SXSW Music Review: Max Richter
SX one-off to rival the Flaming Lips’ garage boombox sync
By Dan Gentile,
1:45PM, Tue. Mar. 13, 2018
At 12:25am Tuesday morning, Max Richter had only been on the stage at Bass Concert Hall for 15 minutes and someone was already snoring. During a typical concert this would be a horrible insult. For Sleep, it proved a high compliment.
Best known for lush film and TV scores (The Leftovers), Richter’s latest project is an eight-hour composition designed to be played overnight by seven musicians. Last night’s SXSW performance was the North American premiere. The piece debuted in 2015 and had been played 11 times previously.
The Austin audience lay onstage in 150 twin-size Beautyrest beds, which were donated to charity afterwards. More witnesses sat in 200 overflow seats out front. Non-badge holders had to leave at 2am, but were allowed back at dawn to experience the end of the piece.
Although nobody likes a snorer, there’s no wrong way to experience Sleep. The only instructions were a polite request not to make much noise and the crowd acted respectfully. A full moon projected on the wall gave just enough light to find your way to the bathroom (or scribble a concert review), but as soon as the music started, the rest of the beds seemed to disappear to create a concert for one.
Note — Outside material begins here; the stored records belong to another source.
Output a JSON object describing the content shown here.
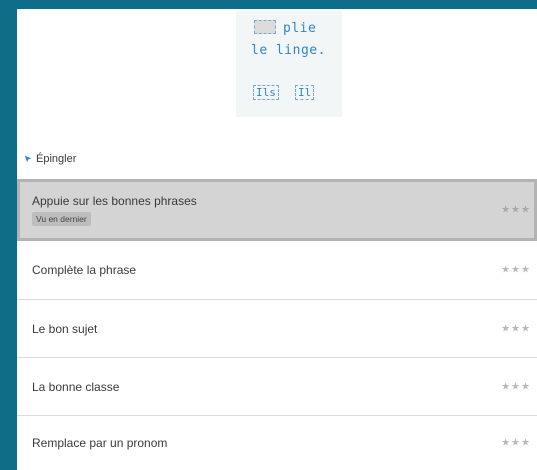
{
  "preview": {
    "line1": "plie",
    "line2": "le linge.",
    "option1": "Ils",
    "option2": "Il"
  },
  "pin": {
    "label": "Épingler",
    "icon": "pin-icon"
  },
  "exercises": [
    {
      "label": "Appuie sur les bonnes phrases",
      "badge": "Vu en dernier",
      "rating": "★★★",
      "rating_value": 0
    },
    {
      "label": "Complète la phrase",
      "rating": "★★★",
      "rating_value": 0
    },
    {
      "label": "Le bon sujet",
      "rating": "★★★",
      "rating_value": 0
    },
    {
      "label": "La bonne classe",
      "rating": "★★★",
      "rating_value": 0
    },
    {
      "label": "Remplace par un pronom",
      "rating": "★★★",
      "rating_value": 0
    }
  ],
  "colors": {
    "background": "#0e6e8a",
    "accent": "#2f86c9",
    "selected_row": "#d4d4d4"
  }
}
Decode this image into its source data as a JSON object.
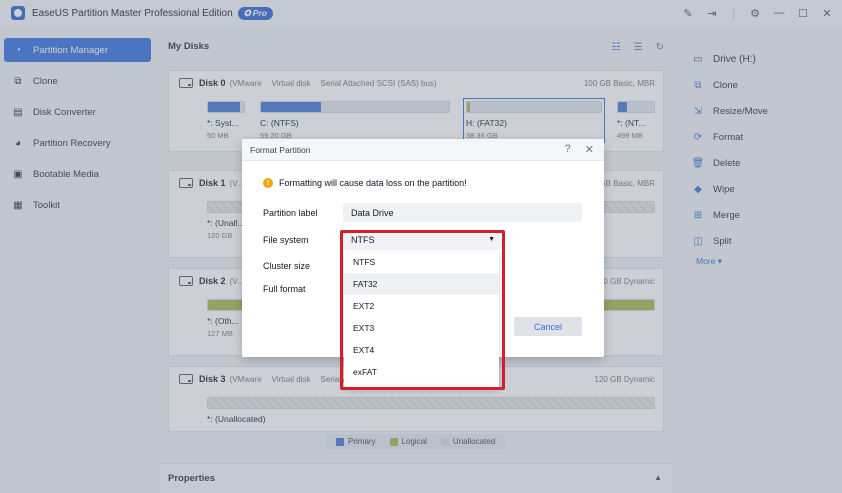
{
  "app": {
    "title": "EaseUS Partition Master Professional Edition",
    "badge": "Pro",
    "window_controls": [
      "feedback-icon",
      "sign-in-icon",
      "settings-icon",
      "minimize-icon",
      "maximize-icon",
      "close-icon"
    ]
  },
  "sidebar": {
    "items": [
      {
        "label": "Partition Manager",
        "icon": "partition-manager-icon",
        "active": true
      },
      {
        "label": "Clone",
        "icon": "clone-icon"
      },
      {
        "label": "Disk Converter",
        "icon": "disk-converter-icon"
      },
      {
        "label": "Partition Recovery",
        "icon": "partition-recovery-icon"
      },
      {
        "label": "Bootable Media",
        "icon": "bootable-media-icon"
      },
      {
        "label": "Toolkit",
        "icon": "toolkit-icon"
      }
    ]
  },
  "main": {
    "title": "My Disks",
    "disks": [
      {
        "name": "Disk 0",
        "meta": [
          "(VMware",
          "Virtual disk",
          "Serial Attached SCSI (SAS) bus)"
        ],
        "right": "100 GB Basic, MBR",
        "partitions": [
          {
            "label": "*: Syst...",
            "size": "50 MB",
            "fill": 0.9
          },
          {
            "label": "C: (NTFS)",
            "size": "59.20 GB",
            "fill": 0.32
          },
          {
            "label": "H: (FAT32)",
            "size": "38.36 GB",
            "fill": 0.02,
            "selected": true
          },
          {
            "label": "*: (NT...",
            "size": "499 MB",
            "fill": 0.25
          }
        ]
      },
      {
        "name": "Disk 1",
        "meta": [
          "(V..."
        ],
        "right": "SAS) bus)  120 GB Basic, MBR",
        "partitions": [
          {
            "label": "*: (Unall...",
            "size": "120 GB"
          }
        ]
      },
      {
        "name": "Disk 2",
        "meta": [
          "(V..."
        ],
        "right": "0 GB Dynamic",
        "partitions": [
          {
            "label": "*: (Oth...",
            "size": "127 MB"
          }
        ]
      },
      {
        "name": "Disk 3",
        "meta": [
          "(VMware",
          "Virtual disk",
          "Serial Attached SCSI (SAS) bus)"
        ],
        "right": "120 GB Dynamic",
        "partitions": [
          {
            "label": "*: (Unallocated)",
            "size": ""
          }
        ]
      }
    ],
    "legend": {
      "primary": "Primary",
      "logical": "Logical",
      "unallocated": "Unallocated"
    },
    "properties": "Properties"
  },
  "right_panel": {
    "drive": "Drive (H:)",
    "actions": [
      "Clone",
      "Resize/Move",
      "Format",
      "Delete",
      "Wipe",
      "Merge",
      "Split"
    ],
    "more": "More"
  },
  "dialog": {
    "title": "Format Partition",
    "warning": "Formatting will cause data loss on the partition!",
    "partition_label_label": "Partition label",
    "partition_label_value": "Data Drive",
    "file_system_label": "File system",
    "file_system_value": "NTFS",
    "cluster_size_label": "Cluster size",
    "full_format_label": "Full format",
    "cancel": "Cancel",
    "fs_options": [
      "NTFS",
      "FAT32",
      "EXT2",
      "EXT3",
      "EXT4",
      "exFAT"
    ],
    "hover_option": "FAT32"
  },
  "colors": {
    "accent": "#2f6fde",
    "primary_partition": "#3f73d4",
    "logical_partition": "#a3b94a",
    "highlight": "#d21f2c",
    "warning": "#f5a60a"
  }
}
It feels like a cop-out, but my best description for the music is dreamlike. The tempo rocked like a boat as Richter played piano with lazy precision, sidestepping the downbeat by milliseconds and never settling into a strict groove. Strings, a woman’s voice, and sub bass rounded out the ensemble.
At times, the music was a pool of ambient textures with long bass notes cresting like waves above water. Violins sliced through the still auditorium, offering the most pronounced melodies. A solo vocal section ballooned with enough reverb to make you feel like you were laying in the middle of a choir.
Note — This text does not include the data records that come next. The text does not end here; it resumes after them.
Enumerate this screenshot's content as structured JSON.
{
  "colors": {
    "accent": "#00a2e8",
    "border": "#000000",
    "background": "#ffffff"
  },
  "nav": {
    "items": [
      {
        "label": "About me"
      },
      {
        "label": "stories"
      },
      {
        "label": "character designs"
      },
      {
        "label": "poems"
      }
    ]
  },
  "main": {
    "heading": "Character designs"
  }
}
The music sounded somber, but never sad.
Personally, I have no idea how much I slept. My only plan was to keep my cell phone off. I drifted in and out of sleep, but mostly I was somewhere in between.
I’d feel my breathing link up with the bass, while my mind chased the piano. Thoughts raced, then stumbled, then dissolved. I tossed and turned, but never felt restless.
At moments, the music fought for my attention, but never demanded it.
Like most busy people, it’s rare that I allow myself a full ration of rest. The concept of eight hours in bed without a screen felt like a luxury – especially during SXSW. It turned out to be just what I needed.
Of course without an excuse like this, it’s not something I would have ever allowed myself. The performance filled me with many emotions, but the most surprising was that of being forgiven for indulging in what’s perhaps the most critical of all human activities.
Around 8:30am, the wake-up lights rimming the stage brightened and the piano shifted to bass notes, a subtle but unmistakable alarm. For the first time in hours, the crowd stood up and filled the auditorium with a refreshing sound: applause.